WORK INSTRUCTIONS: Look through the data below for the string "Orders", and copy every line where it turns up.
=====
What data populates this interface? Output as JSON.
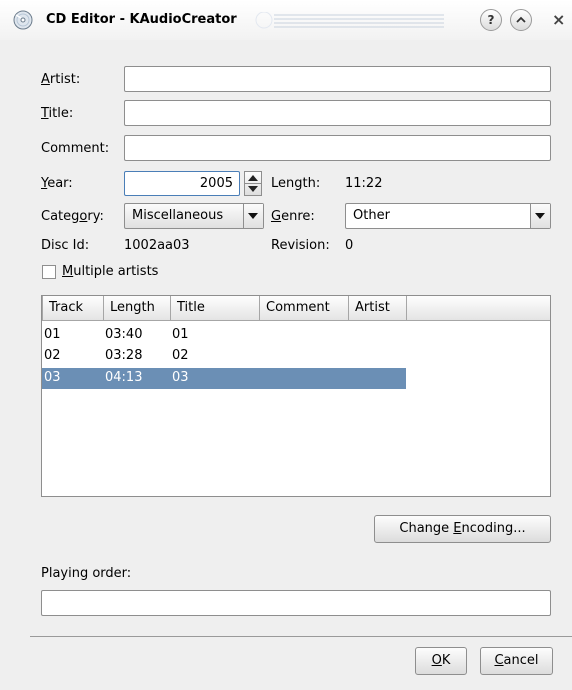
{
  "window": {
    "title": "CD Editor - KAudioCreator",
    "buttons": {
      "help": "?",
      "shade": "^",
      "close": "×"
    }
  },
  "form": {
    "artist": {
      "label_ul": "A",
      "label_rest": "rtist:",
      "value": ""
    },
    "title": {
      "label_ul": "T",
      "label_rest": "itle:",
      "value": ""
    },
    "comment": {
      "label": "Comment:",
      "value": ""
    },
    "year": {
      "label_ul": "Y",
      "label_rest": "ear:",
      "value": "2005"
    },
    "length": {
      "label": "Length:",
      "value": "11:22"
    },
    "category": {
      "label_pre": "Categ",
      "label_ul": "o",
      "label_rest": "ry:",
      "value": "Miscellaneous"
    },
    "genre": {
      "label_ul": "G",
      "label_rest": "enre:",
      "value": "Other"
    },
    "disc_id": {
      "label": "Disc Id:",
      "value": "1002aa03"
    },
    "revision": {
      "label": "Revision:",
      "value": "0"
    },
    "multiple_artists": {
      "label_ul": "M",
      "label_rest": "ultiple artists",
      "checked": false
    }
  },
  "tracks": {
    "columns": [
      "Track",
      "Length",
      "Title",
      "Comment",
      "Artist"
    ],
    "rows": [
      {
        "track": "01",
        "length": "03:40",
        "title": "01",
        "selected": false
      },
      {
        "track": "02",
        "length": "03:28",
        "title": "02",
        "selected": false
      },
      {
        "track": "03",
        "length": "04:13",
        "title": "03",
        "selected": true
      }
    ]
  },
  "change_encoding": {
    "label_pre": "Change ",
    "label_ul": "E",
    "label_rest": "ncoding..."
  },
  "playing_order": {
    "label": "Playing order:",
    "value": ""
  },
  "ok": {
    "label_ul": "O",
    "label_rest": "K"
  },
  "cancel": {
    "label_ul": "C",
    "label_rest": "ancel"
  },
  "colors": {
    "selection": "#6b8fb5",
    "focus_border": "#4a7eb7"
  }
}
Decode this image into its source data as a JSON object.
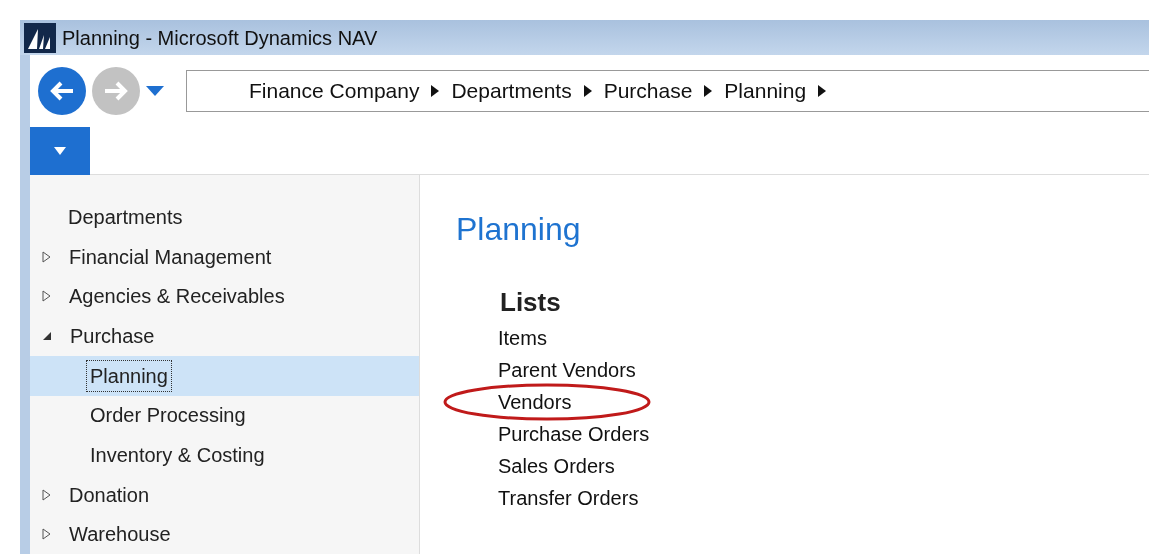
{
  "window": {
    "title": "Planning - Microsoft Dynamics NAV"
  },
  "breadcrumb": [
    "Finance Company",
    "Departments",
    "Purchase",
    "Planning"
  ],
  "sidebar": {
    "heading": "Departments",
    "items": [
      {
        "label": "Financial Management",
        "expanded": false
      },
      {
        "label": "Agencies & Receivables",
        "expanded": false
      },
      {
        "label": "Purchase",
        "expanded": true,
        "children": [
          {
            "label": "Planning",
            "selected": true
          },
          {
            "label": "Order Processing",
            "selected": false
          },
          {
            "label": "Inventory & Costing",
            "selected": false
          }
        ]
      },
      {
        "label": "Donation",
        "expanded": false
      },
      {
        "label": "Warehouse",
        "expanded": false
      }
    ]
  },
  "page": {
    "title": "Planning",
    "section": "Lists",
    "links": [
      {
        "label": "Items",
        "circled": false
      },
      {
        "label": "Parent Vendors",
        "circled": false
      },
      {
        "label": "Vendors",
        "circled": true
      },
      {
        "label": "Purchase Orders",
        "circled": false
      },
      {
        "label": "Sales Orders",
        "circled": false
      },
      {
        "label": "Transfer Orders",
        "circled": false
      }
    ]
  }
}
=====
EXERCISE SOLUTION:
        "label": "Purchase Orders",
        "label": "Sales Orders",
        "label": "Transfer Orders",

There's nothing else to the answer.